androgens: DHEA and testosterone- Zona fasciculata and Zona reticularis cells masculising effects in females; in males, effects are insignificant compared to those elicited by testicular androgens
Adrenal glands- medulla adrenaline- chromaffin cells promotes mechanisms underlying the fight-or-flight response e.g. boosting oxygen and glucose supplies to the brain and muscles, increasing heart rate and stroke volume, increasing hepatic glycogen catalysis, and suppressing non-emergency bodily-proceses
noradrenaline- chromaffin cells promotes mechanisms underlying the fight-or-flight response e.g. boosting oxygen and glucose supplies to the brain and muscles, increasing heart rate and stroke volume, increasing hepatic glycogen catalysis
dopamine- chromaffin cells increases heart rate and blood pressure
enkephalin- chromaffin cells regulates pain
Reproductive organs- testes androgens- Leydig cells anabolic effects; virulizing
estradiol- sertoli cells prevents apoptosis of germ cells
inhibin- sertoli cells inhibits FSH production
Reproductive organs- ovarian follicle and corpus luteum progesterone- granulosa cells, theca cells supports pregnancy
androstendione- theca cells metabolic precursor of both testosterone and estrone
estrogens (mainly estradiol)- granulosa cells promotes development of secondary female sex characteristics; stimulates endometrial growth
inhibin- granulosa cells inhibits FSH production
Reproductive organs- pregnant placenta progesterone supports pregnancy; inhibits onset of labour and lactation; supports fetal mineralo- and glucocorticosteroid production
estrogens effects on mother similar to ovarian follicle-derived estrogen
human chorionic gonadotropin (hCG)- syncytiotrophoblast promotes maintenance of the corpus luteum at the beginning of pregnancy; suppresses the immune response to the developing embryo
human placental lactogen-syncytiotrophoblast increases insulin and IGF-1 production; increases insulin resistance and carbohydrate intolerance
inhibin- fetal trophoblasts inhibits FSH production
Reproductive organs- pregnant uterus prolactin (PRL)- decidual cells stimulates milk production in mammary glands
relaxin- decidual cells relaxes the ligaments in the pelvis and softens and widens the cervix
Parathyroid gland parathyroid hormone (PTH)- parathyroid chief cells increases the concentration of ionic calcium (Ca2+) in the blood; decreases serum phosphate; promotes renal activation of vitamin D
Skin calcidiol (25-hydroxyvitamin D, inactive form of vitamin D3)  

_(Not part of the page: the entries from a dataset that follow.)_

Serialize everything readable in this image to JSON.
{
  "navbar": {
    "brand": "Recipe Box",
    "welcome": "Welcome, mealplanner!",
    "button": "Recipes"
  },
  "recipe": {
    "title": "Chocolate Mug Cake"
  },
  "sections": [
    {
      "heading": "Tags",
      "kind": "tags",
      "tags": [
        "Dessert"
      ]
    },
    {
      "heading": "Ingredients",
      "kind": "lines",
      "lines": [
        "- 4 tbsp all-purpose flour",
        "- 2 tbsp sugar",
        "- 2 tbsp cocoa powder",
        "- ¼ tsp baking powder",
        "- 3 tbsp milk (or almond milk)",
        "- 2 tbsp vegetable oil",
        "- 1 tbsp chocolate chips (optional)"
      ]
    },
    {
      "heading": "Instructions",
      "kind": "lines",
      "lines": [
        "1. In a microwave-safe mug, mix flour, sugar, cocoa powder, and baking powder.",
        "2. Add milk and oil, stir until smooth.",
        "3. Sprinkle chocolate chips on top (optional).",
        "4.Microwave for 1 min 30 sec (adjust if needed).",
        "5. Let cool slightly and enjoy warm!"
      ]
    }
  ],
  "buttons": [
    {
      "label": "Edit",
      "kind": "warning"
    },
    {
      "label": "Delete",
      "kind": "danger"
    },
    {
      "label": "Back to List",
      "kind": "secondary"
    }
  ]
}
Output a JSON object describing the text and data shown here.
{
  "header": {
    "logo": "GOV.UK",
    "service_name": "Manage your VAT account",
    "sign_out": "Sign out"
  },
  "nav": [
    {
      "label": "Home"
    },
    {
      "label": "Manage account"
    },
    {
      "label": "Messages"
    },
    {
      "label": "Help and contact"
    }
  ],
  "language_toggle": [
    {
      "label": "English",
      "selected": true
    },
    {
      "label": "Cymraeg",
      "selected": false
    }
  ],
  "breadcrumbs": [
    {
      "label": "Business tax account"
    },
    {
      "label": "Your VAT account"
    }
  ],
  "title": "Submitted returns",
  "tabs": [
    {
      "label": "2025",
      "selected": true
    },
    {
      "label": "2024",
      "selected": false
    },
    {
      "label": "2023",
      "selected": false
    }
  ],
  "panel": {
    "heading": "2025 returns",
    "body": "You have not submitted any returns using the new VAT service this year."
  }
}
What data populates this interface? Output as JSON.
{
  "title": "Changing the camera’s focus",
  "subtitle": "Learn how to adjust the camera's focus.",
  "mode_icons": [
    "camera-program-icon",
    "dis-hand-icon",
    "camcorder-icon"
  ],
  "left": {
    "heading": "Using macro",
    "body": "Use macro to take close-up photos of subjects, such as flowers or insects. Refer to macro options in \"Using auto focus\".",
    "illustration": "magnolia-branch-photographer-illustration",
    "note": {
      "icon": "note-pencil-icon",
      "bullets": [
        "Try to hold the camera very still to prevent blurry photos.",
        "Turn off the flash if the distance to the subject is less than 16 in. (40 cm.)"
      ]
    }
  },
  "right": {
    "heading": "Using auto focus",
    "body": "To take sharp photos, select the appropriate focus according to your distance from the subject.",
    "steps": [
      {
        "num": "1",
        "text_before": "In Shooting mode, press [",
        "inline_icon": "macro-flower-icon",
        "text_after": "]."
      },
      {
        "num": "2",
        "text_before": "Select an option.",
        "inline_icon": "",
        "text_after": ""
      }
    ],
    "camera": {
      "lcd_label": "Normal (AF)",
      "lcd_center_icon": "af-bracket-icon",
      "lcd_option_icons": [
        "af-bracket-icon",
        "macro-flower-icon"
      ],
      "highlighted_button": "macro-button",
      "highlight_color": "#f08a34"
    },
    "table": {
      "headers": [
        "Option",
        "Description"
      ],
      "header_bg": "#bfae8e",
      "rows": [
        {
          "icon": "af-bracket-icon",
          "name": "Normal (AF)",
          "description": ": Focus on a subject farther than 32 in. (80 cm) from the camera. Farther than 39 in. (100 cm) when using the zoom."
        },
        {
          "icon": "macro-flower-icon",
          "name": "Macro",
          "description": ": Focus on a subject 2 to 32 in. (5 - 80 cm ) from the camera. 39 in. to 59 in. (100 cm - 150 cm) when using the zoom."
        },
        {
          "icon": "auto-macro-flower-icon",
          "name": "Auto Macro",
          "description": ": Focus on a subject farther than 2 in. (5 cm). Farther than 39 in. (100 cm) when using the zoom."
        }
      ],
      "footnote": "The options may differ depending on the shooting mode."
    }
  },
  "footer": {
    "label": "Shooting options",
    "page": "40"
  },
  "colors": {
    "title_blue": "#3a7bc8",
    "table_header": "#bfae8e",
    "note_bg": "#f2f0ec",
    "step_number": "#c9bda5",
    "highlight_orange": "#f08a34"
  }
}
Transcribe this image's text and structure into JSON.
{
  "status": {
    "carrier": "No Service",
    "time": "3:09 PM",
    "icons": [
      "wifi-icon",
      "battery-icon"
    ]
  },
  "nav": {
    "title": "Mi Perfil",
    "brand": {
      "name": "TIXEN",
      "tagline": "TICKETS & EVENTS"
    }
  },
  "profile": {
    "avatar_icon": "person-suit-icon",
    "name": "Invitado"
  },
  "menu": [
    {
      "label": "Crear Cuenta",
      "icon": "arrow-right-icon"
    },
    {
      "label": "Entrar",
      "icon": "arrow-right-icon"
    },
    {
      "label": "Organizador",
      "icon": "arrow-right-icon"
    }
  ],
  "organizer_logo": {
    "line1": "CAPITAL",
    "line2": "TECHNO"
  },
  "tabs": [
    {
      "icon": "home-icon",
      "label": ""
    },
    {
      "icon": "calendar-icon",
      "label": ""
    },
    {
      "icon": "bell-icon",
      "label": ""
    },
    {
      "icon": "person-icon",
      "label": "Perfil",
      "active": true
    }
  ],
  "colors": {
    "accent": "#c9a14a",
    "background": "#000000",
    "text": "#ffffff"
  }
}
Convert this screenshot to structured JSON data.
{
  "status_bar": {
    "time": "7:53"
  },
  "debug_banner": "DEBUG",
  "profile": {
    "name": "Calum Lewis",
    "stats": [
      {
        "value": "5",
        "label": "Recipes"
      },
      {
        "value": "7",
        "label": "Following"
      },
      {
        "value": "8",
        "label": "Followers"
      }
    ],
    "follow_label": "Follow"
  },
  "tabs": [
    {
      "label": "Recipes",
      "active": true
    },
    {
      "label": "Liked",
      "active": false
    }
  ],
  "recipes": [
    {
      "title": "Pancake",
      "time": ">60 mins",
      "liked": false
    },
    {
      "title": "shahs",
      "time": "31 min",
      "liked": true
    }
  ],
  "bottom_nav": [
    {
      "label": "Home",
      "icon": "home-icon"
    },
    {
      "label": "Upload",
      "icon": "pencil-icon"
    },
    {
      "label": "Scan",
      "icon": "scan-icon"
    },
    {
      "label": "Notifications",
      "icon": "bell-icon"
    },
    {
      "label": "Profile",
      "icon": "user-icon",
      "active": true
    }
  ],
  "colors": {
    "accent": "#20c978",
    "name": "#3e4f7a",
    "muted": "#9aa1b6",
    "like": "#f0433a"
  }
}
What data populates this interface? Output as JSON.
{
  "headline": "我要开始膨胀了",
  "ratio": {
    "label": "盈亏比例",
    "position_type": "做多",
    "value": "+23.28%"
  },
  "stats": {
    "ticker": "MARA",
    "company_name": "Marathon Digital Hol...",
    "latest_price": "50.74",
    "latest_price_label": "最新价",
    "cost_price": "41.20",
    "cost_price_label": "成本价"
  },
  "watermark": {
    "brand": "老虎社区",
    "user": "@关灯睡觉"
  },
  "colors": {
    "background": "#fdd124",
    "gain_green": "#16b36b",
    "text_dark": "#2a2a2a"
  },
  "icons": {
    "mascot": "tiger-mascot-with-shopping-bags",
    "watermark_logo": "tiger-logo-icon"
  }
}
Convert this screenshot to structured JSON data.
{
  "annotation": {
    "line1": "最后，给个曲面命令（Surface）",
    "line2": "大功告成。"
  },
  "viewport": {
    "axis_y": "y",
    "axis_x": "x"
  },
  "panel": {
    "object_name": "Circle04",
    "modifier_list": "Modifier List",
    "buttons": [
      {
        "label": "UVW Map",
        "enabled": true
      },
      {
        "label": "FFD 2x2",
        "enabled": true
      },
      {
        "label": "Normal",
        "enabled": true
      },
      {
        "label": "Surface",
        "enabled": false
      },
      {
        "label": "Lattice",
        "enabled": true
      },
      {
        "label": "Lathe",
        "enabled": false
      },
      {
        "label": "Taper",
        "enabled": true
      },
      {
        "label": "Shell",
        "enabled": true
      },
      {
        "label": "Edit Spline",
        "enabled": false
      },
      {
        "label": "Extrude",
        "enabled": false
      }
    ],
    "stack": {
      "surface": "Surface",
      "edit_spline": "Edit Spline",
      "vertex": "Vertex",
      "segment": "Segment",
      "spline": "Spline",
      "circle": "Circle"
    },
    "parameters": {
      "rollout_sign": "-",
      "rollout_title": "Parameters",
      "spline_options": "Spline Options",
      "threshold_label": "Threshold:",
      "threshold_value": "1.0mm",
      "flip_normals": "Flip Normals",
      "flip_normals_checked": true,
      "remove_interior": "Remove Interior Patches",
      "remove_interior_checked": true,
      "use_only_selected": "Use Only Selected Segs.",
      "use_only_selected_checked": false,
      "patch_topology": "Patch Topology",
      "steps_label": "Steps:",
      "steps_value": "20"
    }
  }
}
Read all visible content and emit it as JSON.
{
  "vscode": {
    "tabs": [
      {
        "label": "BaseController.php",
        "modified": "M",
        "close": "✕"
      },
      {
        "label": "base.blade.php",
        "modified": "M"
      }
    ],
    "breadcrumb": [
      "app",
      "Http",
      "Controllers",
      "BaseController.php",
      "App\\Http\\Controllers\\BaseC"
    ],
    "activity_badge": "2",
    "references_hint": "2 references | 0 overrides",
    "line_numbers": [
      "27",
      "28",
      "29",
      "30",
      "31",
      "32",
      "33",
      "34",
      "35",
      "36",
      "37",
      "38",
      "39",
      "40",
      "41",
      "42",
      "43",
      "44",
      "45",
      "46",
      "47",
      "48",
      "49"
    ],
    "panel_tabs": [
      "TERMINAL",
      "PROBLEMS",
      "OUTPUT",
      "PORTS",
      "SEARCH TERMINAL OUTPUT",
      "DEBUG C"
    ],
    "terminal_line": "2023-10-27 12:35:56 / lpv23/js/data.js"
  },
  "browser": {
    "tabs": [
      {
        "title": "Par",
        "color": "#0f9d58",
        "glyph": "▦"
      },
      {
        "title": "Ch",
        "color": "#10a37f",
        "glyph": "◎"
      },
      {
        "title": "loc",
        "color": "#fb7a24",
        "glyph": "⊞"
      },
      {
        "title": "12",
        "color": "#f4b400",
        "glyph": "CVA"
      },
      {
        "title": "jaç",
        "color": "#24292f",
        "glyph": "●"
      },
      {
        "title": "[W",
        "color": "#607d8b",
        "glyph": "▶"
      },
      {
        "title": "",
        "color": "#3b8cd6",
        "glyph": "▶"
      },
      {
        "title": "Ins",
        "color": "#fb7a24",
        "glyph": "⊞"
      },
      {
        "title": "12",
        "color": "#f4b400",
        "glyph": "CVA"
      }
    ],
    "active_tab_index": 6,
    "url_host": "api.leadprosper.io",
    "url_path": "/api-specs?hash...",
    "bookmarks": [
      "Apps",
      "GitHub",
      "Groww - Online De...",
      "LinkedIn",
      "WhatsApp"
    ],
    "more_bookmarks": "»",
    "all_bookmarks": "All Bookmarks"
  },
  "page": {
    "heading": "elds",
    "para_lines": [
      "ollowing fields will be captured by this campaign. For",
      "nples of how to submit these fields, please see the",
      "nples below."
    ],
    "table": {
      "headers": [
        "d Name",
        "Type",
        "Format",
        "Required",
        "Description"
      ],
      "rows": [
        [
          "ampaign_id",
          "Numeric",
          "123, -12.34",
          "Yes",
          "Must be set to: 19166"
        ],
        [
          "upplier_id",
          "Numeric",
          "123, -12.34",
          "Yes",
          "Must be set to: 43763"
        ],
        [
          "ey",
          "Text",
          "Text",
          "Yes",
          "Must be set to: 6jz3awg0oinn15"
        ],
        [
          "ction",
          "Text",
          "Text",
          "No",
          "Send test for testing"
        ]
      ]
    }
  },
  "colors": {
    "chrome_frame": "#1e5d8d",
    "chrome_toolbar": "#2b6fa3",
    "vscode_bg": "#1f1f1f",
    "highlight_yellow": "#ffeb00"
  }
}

Heart atrial-natriuretic peptide (ANP)- cardiac myocytes reduces blood pressure
brain natriuretic peptide (BNP)- cardiac myocytes reduces blood pressure
Skeletal muscle myokines  
Adipose tissue leptin- adipocytes appetite suppressant; increases metabolic rate
estrogens (mainly estrone)- adipocytes